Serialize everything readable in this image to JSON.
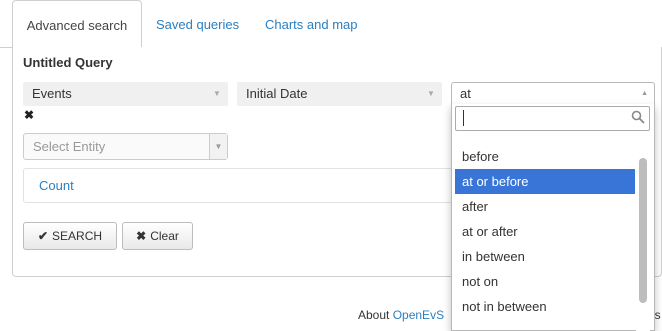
{
  "tabs": [
    {
      "label": "Advanced search"
    },
    {
      "label": "Saved queries"
    },
    {
      "label": "Charts and map"
    }
  ],
  "query": {
    "title": "Untitled Query",
    "field_select": "Events",
    "attribute_select": "Initial Date",
    "remove_icon": "✖",
    "entity_placeholder": "Select Entity",
    "count_link": "Count"
  },
  "buttons": {
    "search_icon": "✔",
    "search_label": "SEARCH",
    "clear_icon": "✖",
    "clear_label": "Clear"
  },
  "footer": {
    "about_label": "About",
    "link_text": "OpenEvS",
    "trailing_text": "ns"
  },
  "operator_dropdown": {
    "selected": "at",
    "search_value": "",
    "options": [
      "before",
      "at or before",
      "after",
      "at or after",
      "in between",
      "not on",
      "not in between"
    ],
    "highlighted_index": 1
  },
  "colors": {
    "link": "#2a7fc1",
    "highlight": "#3875d7"
  }
}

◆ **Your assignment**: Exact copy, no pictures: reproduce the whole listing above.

◆ **Answer space**:
Serialize everything readable in this image to JSON.
{
  "tabs": [
    {
      "label": "Advanced search"
    },
    {
      "label": "Saved queries"
    },
    {
      "label": "Charts and map"
    }
  ],
  "query": {
    "title": "Untitled Query",
    "field_select": "Events",
    "attribute_select": "Initial Date",
    "remove_icon": "✖",
    "entity_placeholder": "Select Entity",
    "count_link": "Count"
  },
  "buttons": {
    "search_icon": "✔",
    "search_label": "SEARCH",
    "clear_icon": "✖",
    "clear_label": "Clear"
  },
  "footer": {
    "about_label": "About",
    "link_text": "OpenEvS",
    "trailing_text": "ns"
  },
  "operator_dropdown": {
    "selected": "at",
    "search_value": "",
    "options": [
      "before",
      "at or before",
      "after",
      "at or after",
      "in between",
      "not on",
      "not in between"
    ],
    "highlighted_index": 1
  },
  "colors": {
    "link": "#2a7fc1",
    "highlight": "#3875d7"
  }
}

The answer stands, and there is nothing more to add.